Where individual beneficiaries have not claimed their capital gains exemption, this structure provides an easy means of having the company qualify as a small business corporation by paying excess “non business” cash out as a dividend.

Sometimes, the implementation of a family trust involves an estate freeze. In such a case, corporate attribution rules may apply to assign deemed dividends to the value of preferred shares issued to a parent as part of the freeze. One exception to this rule is to ensure Opco remains a small business corporation throughout the year. The ability to pay unlimited dividends to the trust on an ongoing basis would allow Opco to retain its small business corporation status so the exception. applies.

Finally, if the trust is wound up, it may be possible to distribute the Opco shares to Holdco free of tax, thereby eliminating the need to give up eventual ownership of the shares to children.

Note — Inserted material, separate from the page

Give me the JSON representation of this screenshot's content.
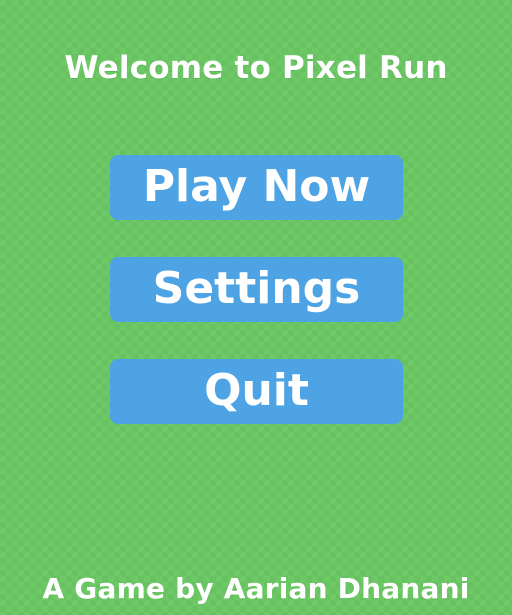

Of course, before implementing any such complex structure, care should be taken to ensure that all legal requirements are met, and that the tax advantages are worth the added costs

Support Payments Redux

So you’ve split up with your significant other, and you’re forced to make support payments. The first thing you’ll be asking me is, “are they deductible?” Well, just like your relationship, it’s complicated. That’s what The Tax Issue is here for.

There are two basic requirements before you even consider taking a deduction. First, the payments must be based on a written agreement or a court order. Second, they must be periodic payments. Lump sums or payments based on a mutual, non written understanding are not deductible.

Once you’ve passed these hurdles the rules are different depending on when your agreement or court order was signed. We’ll tackle them one at a time, but before we do, you should be aware of one more thing: any amount that is deductible to the payer is also taxable to recipient.

Written Agreement or Court Order After April 1997

If your document is dated after April, 1997, only payments made in support of your spouse (or common law partner) are deductible. Child support is not.

Your agreement must clearly specify which payments are exclusively for spousal support. If no mention is made of the purpose of the payments, they are deemed to be for child support and are not deductible.

Payments made to a third party qualify as long as they are for the benefit of your spouse and he or she has control over them. For example, if a court order specifies that payments are to be made to a landlord for your spouse’s rent, it must also be made clear that your spouse may at any time have those payments made to her instead if he or she so desires.

If you qualify for a deduction under the above rules, you must register your agreement or court order with the CRA by filing form T1158.

Written Agreement or Court Order After April 1997

If your document is dated prior to May, 1997, then payments for spousal support and child support are deductible.

However, if the agreement was amended after April, 1997 and the amount of child support payments is modified, then you fall into the new rules, and they will no longer be deductible.

You can also choose, if your spouse agrees, to have the new rules apply to make the payments non-deductible (and non-taxable to the recipient) by filing an election on Form T1157.

Those are the basic rules. If you need more information, try the CRA guide P102. That should answer most of your questions.